Abstract #392

# 392
Evidence for a cat pheromone that modulates kitten scratching.
John J. McGlone*1,2, Rebekkah R. Plummer2, 1Laboratory of Animal Behavior, Physiology and Welfare, Texas Tech University, Lubbock, TX, 2McGlone Enterprises Inc, Lubbock, TX.

Inappropriate scratching is a behavioral problem among kittens and cats in homes. Tools to modulate (increase or decrease) scratching would be valuable for cat owners and cats. Anecdotal literature suggests that cats have pheromones in their paws or claws, or in their saliva that they transfer to their claws. These pheromones are reportedly used to mark territory or objects. Through evaluation of cat scratchers, we noticed effects over time that suggested saliva, claw, or paw pheromones may modulate kitten scratching. We used the highly preferred S-shaped cardboard scratcher and 6 kittens (<3 mo of age) per study in 2 studies with the objective of finding evidence that supports pheromones may be present. In study 1, we compared kitten scratching with paired access to a previously used cat scratcher compared with a new cat scratcher.

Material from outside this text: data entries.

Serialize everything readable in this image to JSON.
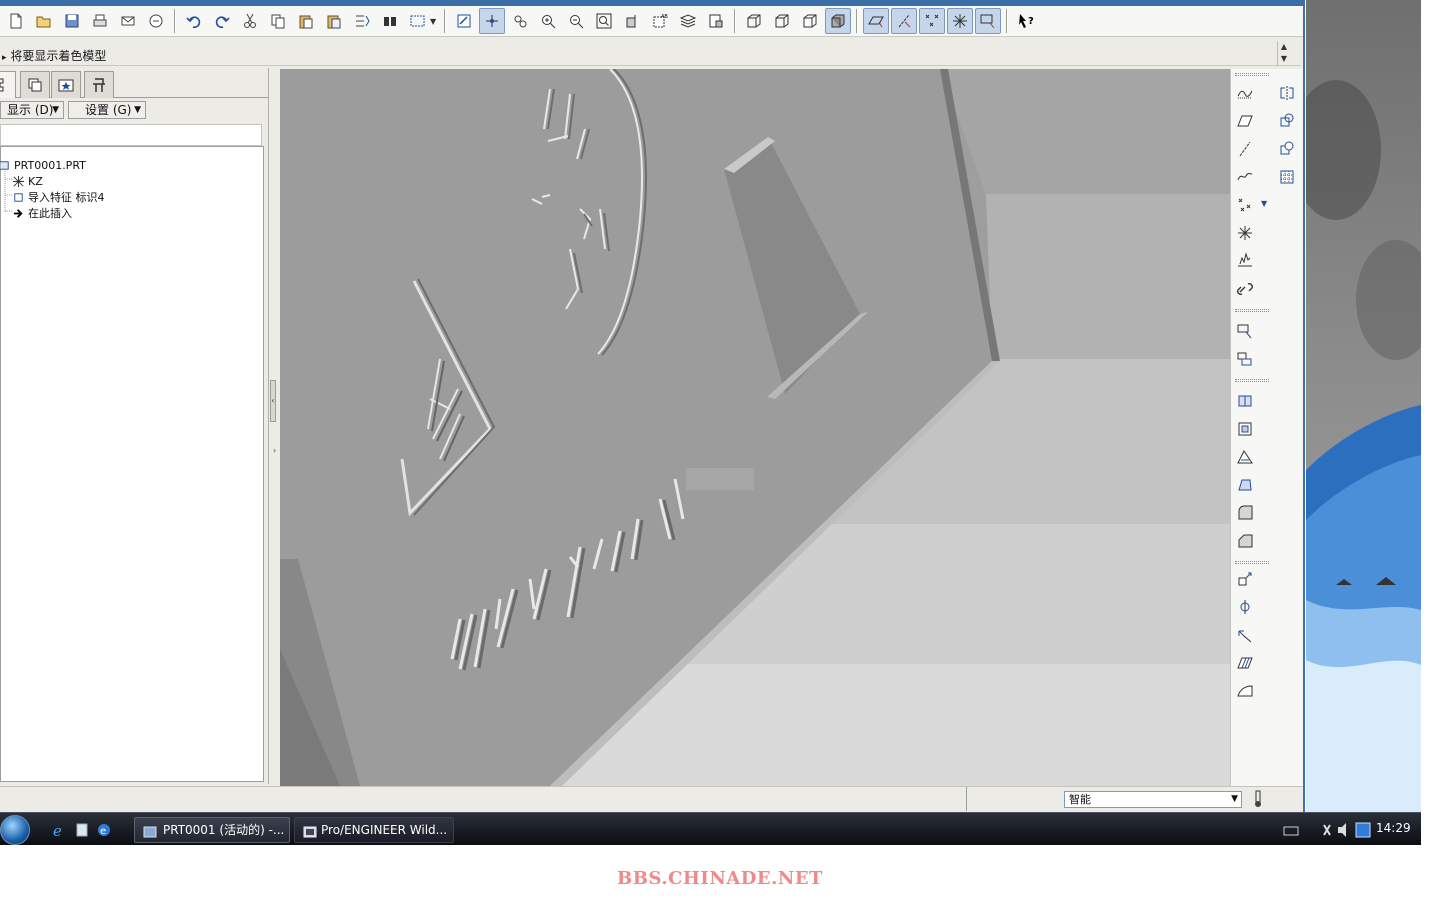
{
  "window": {
    "message": "将要显示着色模型"
  },
  "navigator": {
    "display_label": "显示 (D)",
    "settings_label": "设置 (G)",
    "tree": [
      {
        "label": "PRT0001.PRT",
        "icon": "part-icon"
      },
      {
        "label": "KZ",
        "icon": "csys-icon"
      },
      {
        "label": "导入特征 标识4",
        "icon": "import-feature-icon"
      },
      {
        "label": "在此插入",
        "icon": "insert-here-arrow-icon"
      }
    ]
  },
  "model_text": "HDE TOCTA",
  "status": {
    "filter_value": "智能"
  },
  "taskbar": {
    "tasks": [
      {
        "label": "PRT0001 (活动的) -...",
        "icon": "proe-window-icon"
      },
      {
        "label": "Pro/ENGINEER Wild...",
        "icon": "proe-window-icon"
      }
    ],
    "clock": "14:29"
  },
  "watermark": "BBS.CHINADE.NET",
  "colors": {
    "accent": "#3a6ea5",
    "toolbar_active": "#c6d6ea",
    "watermark": "#f08a8a",
    "model_face": "#9a9a9a"
  }
}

Using a 20-min evaluation period, kittens spent more (P < 0.05) time interacting (scratching and playing) with a previously used cat scratcher than with a new cat scratcher (33.1 vs. 20.6 ± 6.3 s). In study 2, new S-shaped cardboard scratchers were evaluated alone or with catnip, catnip oil, or cat hair added (clipped from adult donor cats and allowed to fall between the cracks of the cardboard scratcher). Kittens spent more (P < 0.05) time interacting with the S-shaped cardboard scratcher with added cat hair than with a control scratcher (16.0 vs. 8.3 ± 2.7 s). Adding dried catnip plants or catnip oil did not cause a change in scratching compared with the control (5.0, 10.2 vs. 8.3 ± 2.7 s). In conclusion, we provide evidence that kittens touching cardboard cause future kittens to interact more with that material. Second, we show that catnip plants and oil are not effective at increasing use of a scratcher by kittens. Finally, we show that cat hair (odor) induces enhanced interactions (scratching and play) with a cardboard scratcher. These findings can be used as a basis to discover new pheromones that modulate kitten and cat behavior.

Key Words: cat, behavior, scratch